This example highlights the need for models to be adaptable to changes in the label distribution, especially in dynamic environments where the frequency or nature of the target variable can vary over time. Detecting label shifts is more straightforward than identifying covariate or concept shifts. Regular examination of the class label distributions is a key approach to ensure they accurately represent the deployment environment.

Concept shift

Concept shift, or concept drift, is the third form of distributional shifts that we will investigate. It is characterized by changes in the underlying relationship between covariates and labels over time (Ptrain(y|x) ≠ Ptest(y|x)). Such shifts mean that a model’s predictions may become less accurate as the learned relationships become outdated in the face of new data dynamics.
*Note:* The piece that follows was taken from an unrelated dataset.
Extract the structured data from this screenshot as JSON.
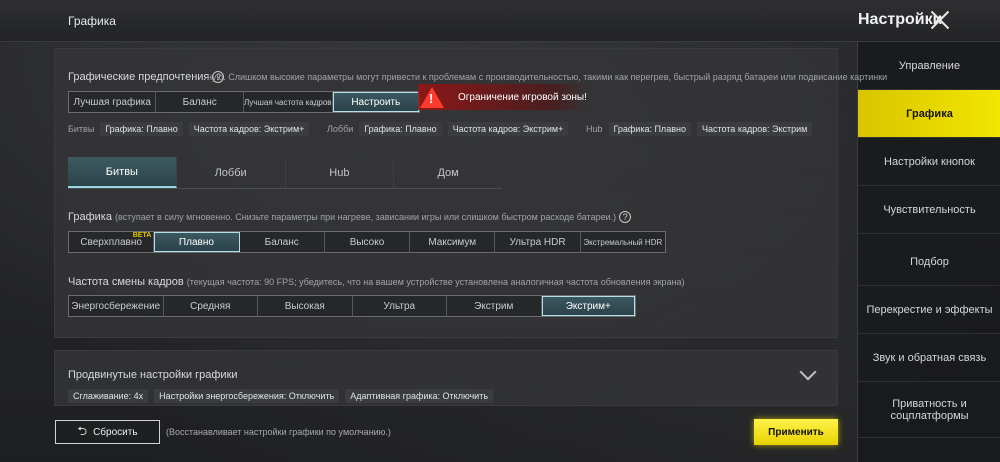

To illustrate concept shift, we introduce a new context to our simulation. Specifically, we assume that following multiple machine breakdowns we introduced a new maintenance routine for our milling machines. This new routine affects the relationship between our covariates and the Machine Health label. With better maintenance, the milling machines can operate for longer periods without breakdowns, thereby altering the way the Usage Time covariate relates to the Machine Health label. The new maintenance routine adjusts our ground-truth formula as follows:

We simulate 250 production runs with the updated maintenance routine for the test set. The distributions of the covariates and the Machine Health label in the training and testing datasets are depicted below. This deployment setting reflects the new reality where the relationship between the Usage Time and Machine Health has shifted due to improved maintenance practices. Despite similar covariate distributions, it can be observed that the number of machine breakdowns has been significantly reduced. 

The Random Forest classifier, which was initially trained under different operational conditions, now encounters data where the ground-truth relationship between variables has fundamentally changed. When applying the classifier to this new data, we observe an accuracy of 84%. This decrease from the no-shift scenario demonstrates the impact of concept shift on the model’s predictive accuracy. 

Detecting concept drift is challenging because it can often appear gradually. A general strategy to detect this form of distributional shift is to systematically monitor the performance of ML models over time. This continuous assessment helps in pinpointing when the model’s predictions start deviating from expected outcomes, suggesting that the underlying relationships between covariates and labels might have changed.

Conclusion

This article highlights a fundamental challenge in real-world applications of ML: data is constantly changing, and models must be adapted accordingly. We conducted simulations of machine downtime in a milling process to showcase the challenges posed by covariate, label, and concept shifts. In an ideal no-shift scenario, our model achieved perfect accuracy, but this quickly changed under real-world conditions of shifting data distributions.

Conventional ML models, like Random Forests, are increasingly used for industrial applications. While these methods have been made accessible to a wide audience through open source libraries (e.g., scikit-learn), they are often blindly deployed without fully assessing their performance in dynamic environments. We hope this article prompts practitioners to prioritize model monitoring and regular model retraining as key practices for preserving long-term model performance.

Readers interested in learning more about distributional shifts in manufacturing can find a case study from Aker Solutions in our recent paper, published in Production and Operations Management.

Dr. Bernhard Kratzwald

Bernhard Kratzwald is the Co-Founder and CTO of EthonAI. He holds a PhD from ETH Zurich, where he conducted research on human-AI interaction, continuous learning, and domain adaptation using large language models (LLMs). His award-winning work has been published in leading scientific outlets in both manufacturing and computer science.